== Records for this task ==
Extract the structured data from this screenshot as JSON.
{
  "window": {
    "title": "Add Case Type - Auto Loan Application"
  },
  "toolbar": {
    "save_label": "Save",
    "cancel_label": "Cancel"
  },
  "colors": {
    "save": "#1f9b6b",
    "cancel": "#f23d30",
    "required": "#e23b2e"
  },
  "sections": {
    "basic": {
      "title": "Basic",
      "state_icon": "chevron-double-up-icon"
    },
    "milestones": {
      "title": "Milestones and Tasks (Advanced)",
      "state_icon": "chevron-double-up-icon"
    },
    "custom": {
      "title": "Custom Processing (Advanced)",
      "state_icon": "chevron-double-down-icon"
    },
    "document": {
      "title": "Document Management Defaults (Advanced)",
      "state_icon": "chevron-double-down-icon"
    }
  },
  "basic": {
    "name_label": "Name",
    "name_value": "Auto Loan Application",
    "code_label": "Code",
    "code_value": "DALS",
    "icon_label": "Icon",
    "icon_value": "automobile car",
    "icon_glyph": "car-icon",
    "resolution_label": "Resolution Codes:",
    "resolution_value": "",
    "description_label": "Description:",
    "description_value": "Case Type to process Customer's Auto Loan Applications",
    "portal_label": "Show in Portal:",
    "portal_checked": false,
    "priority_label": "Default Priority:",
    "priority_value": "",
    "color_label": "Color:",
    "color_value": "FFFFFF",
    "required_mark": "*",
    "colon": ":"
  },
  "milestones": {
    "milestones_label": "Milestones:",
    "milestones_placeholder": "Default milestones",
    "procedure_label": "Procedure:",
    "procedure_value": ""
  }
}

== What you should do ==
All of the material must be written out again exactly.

== Finished exercise ==
Extract the structured data from this screenshot as JSON.
{
  "window": {
    "title": "Add Case Type - Auto Loan Application"
  },
  "toolbar": {
    "save_label": "Save",
    "cancel_label": "Cancel"
  },
  "colors": {
    "save": "#1f9b6b",
    "cancel": "#f23d30",
    "required": "#e23b2e"
  },
  "sections": {
    "basic": {
      "title": "Basic",
      "state_icon": "chevron-double-up-icon"
    },
    "milestones": {
      "title": "Milestones and Tasks (Advanced)",
      "state_icon": "chevron-double-up-icon"
    },
    "custom": {
      "title": "Custom Processing (Advanced)",
      "state_icon": "chevron-double-down-icon"
    },
    "document": {
      "title": "Document Management Defaults (Advanced)",
      "state_icon": "chevron-double-down-icon"
    }
  },
  "basic": {
    "name_label": "Name",
    "name_value": "Auto Loan Application",
    "code_label": "Code",
    "code_value": "DALS",
    "icon_label": "Icon",
    "icon_value": "automobile car",
    "icon_glyph": "car-icon",
    "resolution_label": "Resolution Codes:",
    "resolution_value": "",
    "description_label": "Description:",
    "description_value": "Case Type to process Customer's Auto Loan Applications",
    "portal_label": "Show in Portal:",
    "portal_checked": false,
    "priority_label": "Default Priority:",
    "priority_value": "",
    "color_label": "Color:",
    "color_value": "FFFFFF",
    "required_mark": "*",
    "colon": ":"
  },
  "milestones": {
    "milestones_label": "Milestones:",
    "milestones_placeholder": "Default milestones",
    "procedure_label": "Procedure:",
    "procedure_value": ""
  }
}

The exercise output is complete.